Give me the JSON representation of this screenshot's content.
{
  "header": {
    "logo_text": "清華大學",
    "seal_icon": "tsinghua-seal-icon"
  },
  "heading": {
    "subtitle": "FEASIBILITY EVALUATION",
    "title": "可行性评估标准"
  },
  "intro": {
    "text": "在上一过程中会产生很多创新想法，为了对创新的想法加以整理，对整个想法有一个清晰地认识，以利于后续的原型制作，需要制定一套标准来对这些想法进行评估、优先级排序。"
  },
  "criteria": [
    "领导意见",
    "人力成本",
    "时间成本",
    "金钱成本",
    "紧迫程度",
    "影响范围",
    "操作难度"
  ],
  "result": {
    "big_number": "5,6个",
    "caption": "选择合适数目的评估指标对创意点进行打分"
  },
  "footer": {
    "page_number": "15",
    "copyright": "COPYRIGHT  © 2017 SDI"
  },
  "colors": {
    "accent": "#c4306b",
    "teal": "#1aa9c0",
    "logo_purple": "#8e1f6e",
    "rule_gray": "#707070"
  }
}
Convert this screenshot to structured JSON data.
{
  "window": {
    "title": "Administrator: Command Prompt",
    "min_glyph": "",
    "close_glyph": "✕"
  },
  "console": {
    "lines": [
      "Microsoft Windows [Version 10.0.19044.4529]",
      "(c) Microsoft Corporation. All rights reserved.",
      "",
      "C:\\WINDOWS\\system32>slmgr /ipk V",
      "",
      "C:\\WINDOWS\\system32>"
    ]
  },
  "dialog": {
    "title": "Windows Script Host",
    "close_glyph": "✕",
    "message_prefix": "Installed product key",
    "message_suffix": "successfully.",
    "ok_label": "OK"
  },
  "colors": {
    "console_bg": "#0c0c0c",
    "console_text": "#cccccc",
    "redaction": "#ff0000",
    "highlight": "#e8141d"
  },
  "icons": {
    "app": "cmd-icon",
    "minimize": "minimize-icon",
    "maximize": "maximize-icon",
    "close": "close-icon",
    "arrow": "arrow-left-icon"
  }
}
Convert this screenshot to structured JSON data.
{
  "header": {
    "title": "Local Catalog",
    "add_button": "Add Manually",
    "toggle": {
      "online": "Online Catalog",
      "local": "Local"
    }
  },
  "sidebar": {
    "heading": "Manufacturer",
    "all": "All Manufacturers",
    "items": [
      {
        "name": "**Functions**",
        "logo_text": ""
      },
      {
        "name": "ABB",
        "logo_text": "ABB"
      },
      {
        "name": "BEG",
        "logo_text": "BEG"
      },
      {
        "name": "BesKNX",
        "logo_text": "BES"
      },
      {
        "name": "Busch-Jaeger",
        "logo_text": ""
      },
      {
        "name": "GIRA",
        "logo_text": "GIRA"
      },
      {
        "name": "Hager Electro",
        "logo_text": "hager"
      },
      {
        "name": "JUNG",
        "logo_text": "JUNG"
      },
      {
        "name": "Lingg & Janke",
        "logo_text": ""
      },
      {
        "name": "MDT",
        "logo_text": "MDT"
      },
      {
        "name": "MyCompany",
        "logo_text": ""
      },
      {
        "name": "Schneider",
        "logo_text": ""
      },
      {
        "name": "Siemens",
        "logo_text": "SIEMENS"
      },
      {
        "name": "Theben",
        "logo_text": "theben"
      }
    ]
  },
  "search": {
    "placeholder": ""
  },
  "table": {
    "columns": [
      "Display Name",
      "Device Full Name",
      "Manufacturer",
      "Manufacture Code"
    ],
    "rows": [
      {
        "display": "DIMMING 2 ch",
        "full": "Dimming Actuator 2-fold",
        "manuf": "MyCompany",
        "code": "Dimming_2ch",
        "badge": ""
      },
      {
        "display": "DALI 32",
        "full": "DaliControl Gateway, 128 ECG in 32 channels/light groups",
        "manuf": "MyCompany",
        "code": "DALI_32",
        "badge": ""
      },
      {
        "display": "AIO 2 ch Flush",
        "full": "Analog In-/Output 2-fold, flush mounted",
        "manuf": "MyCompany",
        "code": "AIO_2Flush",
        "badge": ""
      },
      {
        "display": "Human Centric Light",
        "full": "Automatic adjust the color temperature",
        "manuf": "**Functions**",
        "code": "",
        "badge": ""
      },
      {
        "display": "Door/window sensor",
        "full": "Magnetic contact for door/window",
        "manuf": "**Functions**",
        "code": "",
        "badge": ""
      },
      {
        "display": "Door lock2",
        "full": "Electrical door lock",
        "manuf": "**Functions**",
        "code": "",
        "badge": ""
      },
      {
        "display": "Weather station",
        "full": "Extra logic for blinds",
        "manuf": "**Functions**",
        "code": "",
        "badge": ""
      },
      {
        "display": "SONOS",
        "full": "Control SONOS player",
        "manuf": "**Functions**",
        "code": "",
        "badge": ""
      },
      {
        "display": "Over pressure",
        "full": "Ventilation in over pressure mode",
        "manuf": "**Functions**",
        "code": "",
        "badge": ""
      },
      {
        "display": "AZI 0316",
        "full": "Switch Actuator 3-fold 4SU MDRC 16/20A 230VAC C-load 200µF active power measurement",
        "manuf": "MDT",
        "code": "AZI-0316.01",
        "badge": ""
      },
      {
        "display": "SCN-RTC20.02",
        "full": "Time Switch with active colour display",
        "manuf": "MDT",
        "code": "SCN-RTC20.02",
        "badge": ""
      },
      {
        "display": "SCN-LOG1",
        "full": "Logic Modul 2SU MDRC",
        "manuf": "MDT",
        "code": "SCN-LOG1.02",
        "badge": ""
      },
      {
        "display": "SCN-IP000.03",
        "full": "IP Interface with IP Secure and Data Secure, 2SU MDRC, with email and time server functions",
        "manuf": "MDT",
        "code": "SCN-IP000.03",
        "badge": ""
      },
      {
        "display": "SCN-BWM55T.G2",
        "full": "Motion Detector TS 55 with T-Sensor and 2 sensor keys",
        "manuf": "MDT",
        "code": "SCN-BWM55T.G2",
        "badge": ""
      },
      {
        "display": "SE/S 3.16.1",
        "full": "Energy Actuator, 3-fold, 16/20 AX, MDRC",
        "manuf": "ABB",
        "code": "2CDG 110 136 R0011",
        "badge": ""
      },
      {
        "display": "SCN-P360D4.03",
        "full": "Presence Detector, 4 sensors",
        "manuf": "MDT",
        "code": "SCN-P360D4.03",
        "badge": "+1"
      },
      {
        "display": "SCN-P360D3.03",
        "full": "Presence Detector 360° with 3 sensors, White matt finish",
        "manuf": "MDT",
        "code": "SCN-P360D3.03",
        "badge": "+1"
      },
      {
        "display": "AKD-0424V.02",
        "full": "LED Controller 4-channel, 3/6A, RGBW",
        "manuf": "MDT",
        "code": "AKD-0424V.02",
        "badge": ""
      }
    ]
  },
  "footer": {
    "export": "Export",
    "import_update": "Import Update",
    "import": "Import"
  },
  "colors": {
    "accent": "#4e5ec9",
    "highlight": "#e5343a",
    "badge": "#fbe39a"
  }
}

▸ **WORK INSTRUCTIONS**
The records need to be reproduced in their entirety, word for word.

▸ **WRITTEN ANSWER**
Give me the JSON representation of this screenshot's content.
{
  "header": {
    "logo_text": "清華大學",
    "seal_icon": "tsinghua-seal-icon"
  },
  "heading": {
    "subtitle": "FEASIBILITY EVALUATION",
    "title": "可行性评估标准"
  },
  "intro": {
    "text": "在上一过程中会产生很多创新想法，为了对创新的想法加以整理，对整个想法有一个清晰地认识，以利于后续的原型制作，需要制定一套标准来对这些想法进行评估、优先级排序。"
  },
  "criteria": [
    "领导意见",
    "人力成本",
    "时间成本",
    "金钱成本",
    "紧迫程度",
    "影响范围",
    "操作难度"
  ],
  "result": {
    "big_number": "5,6个",
    "caption": "选择合适数目的评估指标对创意点进行打分"
  },
  "footer": {
    "page_number": "15",
    "copyright": "COPYRIGHT  © 2017 SDI"
  },
  "colors": {
    "accent": "#c4306b",
    "teal": "#1aa9c0",
    "logo_purple": "#8e1f6e",
    "rule_gray": "#707070"
  }
}
Convert this screenshot to structured JSON data.
{
  "window": {
    "title": "Administrator: Command Prompt",
    "min_glyph": "",
    "close_glyph": "✕"
  },
  "console": {
    "lines": [
      "Microsoft Windows [Version 10.0.19044.4529]",
      "(c) Microsoft Corporation. All rights reserved.",
      "",
      "C:\\WINDOWS\\system32>slmgr /ipk V",
      "",
      "C:\\WINDOWS\\system32>"
    ]
  },
  "dialog": {
    "title": "Windows Script Host",
    "close_glyph": "✕",
    "message_prefix": "Installed product key",
    "message_suffix": "successfully.",
    "ok_label": "OK"
  },
  "colors": {
    "console_bg": "#0c0c0c",
    "console_text": "#cccccc",
    "redaction": "#ff0000",
    "highlight": "#e8141d"
  },
  "icons": {
    "app": "cmd-icon",
    "minimize": "minimize-icon",
    "maximize": "maximize-icon",
    "close": "close-icon",
    "arrow": "arrow-left-icon"
  }
}
Convert this screenshot to structured JSON data.
{
  "header": {
    "title": "Local Catalog",
    "add_button": "Add Manually",
    "toggle": {
      "online": "Online Catalog",
      "local": "Local"
    }
  },
  "sidebar": {
    "heading": "Manufacturer",
    "all": "All Manufacturers",
    "items": [
      {
        "name": "**Functions**",
        "logo_text": ""
      },
      {
        "name": "ABB",
        "logo_text": "ABB"
      },
      {
        "name": "BEG",
        "logo_text": "BEG"
      },
      {
        "name": "BesKNX",
        "logo_text": "BES"
      },
      {
        "name": "Busch-Jaeger",
        "logo_text": ""
      },
      {
        "name": "GIRA",
        "logo_text": "GIRA"
      },
      {
        "name": "Hager Electro",
        "logo_text": "hager"
      },
      {
        "name": "JUNG",
        "logo_text": "JUNG"
      },
      {
        "name": "Lingg & Janke",
        "logo_text": ""
      },
      {
        "name": "MDT",
        "logo_text": "MDT"
      },
      {
        "name": "MyCompany",
        "logo_text": ""
      },
      {
        "name": "Schneider",
        "logo_text": ""
      },
      {
        "name": "Siemens",
        "logo_text": "SIEMENS"
      },
      {
        "name": "Theben",
        "logo_text": "theben"
      }
    ]
  },
  "search": {
    "placeholder": ""
  },
  "table": {
    "columns": [
      "Display Name",
      "Device Full Name",
      "Manufacturer",
      "Manufacture Code"
    ],
    "rows": [
      {
        "display": "DIMMING 2 ch",
        "full": "Dimming Actuator 2-fold",
        "manuf": "MyCompany",
        "code": "Dimming_2ch",
        "badge": ""
      },
      {
        "display": "DALI 32",
        "full": "DaliControl Gateway, 128 ECG in 32 channels/light groups",
        "manuf": "MyCompany",
        "code": "DALI_32",
        "badge": ""
      },
      {
        "display": "AIO 2 ch Flush",
        "full": "Analog In-/Output 2-fold, flush mounted",
        "manuf": "MyCompany",
        "code": "AIO_2Flush",
        "badge": ""
      },
      {
        "display": "Human Centric Light",
        "full": "Automatic adjust the color temperature",
        "manuf": "**Functions**",
        "code": "",
        "badge": ""
      },
      {
        "display": "Door/window sensor",
        "full": "Magnetic contact for door/window",
        "manuf": "**Functions**",
        "code": "",
        "badge": ""
      },
      {
        "display": "Door lock2",
        "full": "Electrical door lock",
        "manuf": "**Functions**",
        "code": "",
        "badge": ""
      },
      {
        "display": "Weather station",
        "full": "Extra logic for blinds",
        "manuf": "**Functions**",
        "code": "",
        "badge": ""
      },
      {
        "display": "SONOS",
        "full": "Control SONOS player",
        "manuf": "**Functions**",
        "code": "",
        "badge": ""
      },
      {
        "display": "Over pressure",
        "full": "Ventilation in over pressure mode",
        "manuf": "**Functions**",
        "code": "",
        "badge": ""
      },
      {
        "display": "AZI 0316",
        "full": "Switch Actuator 3-fold 4SU MDRC 16/20A 230VAC C-load 200µF active power measurement",
        "manuf": "MDT",
        "code": "AZI-0316.01",
        "badge": ""
      },
      {
        "display": "SCN-RTC20.02",
        "full": "Time Switch with active colour display",
        "manuf": "MDT",
        "code": "SCN-RTC20.02",
        "badge": ""
      },
      {
        "display": "SCN-LOG1",
        "full": "Logic Modul 2SU MDRC",
        "manuf": "MDT",
        "code": "SCN-LOG1.02",
        "badge": ""
      },
      {
        "display": "SCN-IP000.03",
        "full": "IP Interface with IP Secure and Data Secure, 2SU MDRC, with email and time server functions",
        "manuf": "MDT",
        "code": "SCN-IP000.03",
        "badge": ""
      },
      {
        "display": "SCN-BWM55T.G2",
        "full": "Motion Detector TS 55 with T-Sensor and 2 sensor keys",
        "manuf": "MDT",
        "code": "SCN-BWM55T.G2",
        "badge": ""
      },
      {
        "display": "SE/S 3.16.1",
        "full": "Energy Actuator, 3-fold, 16/20 AX, MDRC",
        "manuf": "ABB",
        "code": "2CDG 110 136 R0011",
        "badge": ""
      },
      {
        "display": "SCN-P360D4.03",
        "full": "Presence Detector, 4 sensors",
        "manuf": "MDT",
        "code": "SCN-P360D4.03",
        "badge": "+1"
      },
      {
        "display": "SCN-P360D3.03",
        "full": "Presence Detector 360° with 3 sensors, White matt finish",
        "manuf": "MDT",
        "code": "SCN-P360D3.03",
        "badge": "+1"
      },
      {
        "display": "AKD-0424V.02",
        "full": "LED Controller 4-channel, 3/6A, RGBW",
        "manuf": "MDT",
        "code": "AKD-0424V.02",
        "badge": ""
      }
    ]
  },
  "footer": {
    "export": "Export",
    "import_update": "Import Update",
    "import": "Import"
  },
  "colors": {
    "accent": "#4e5ec9",
    "highlight": "#e5343a",
    "badge": "#fbe39a"
  }
}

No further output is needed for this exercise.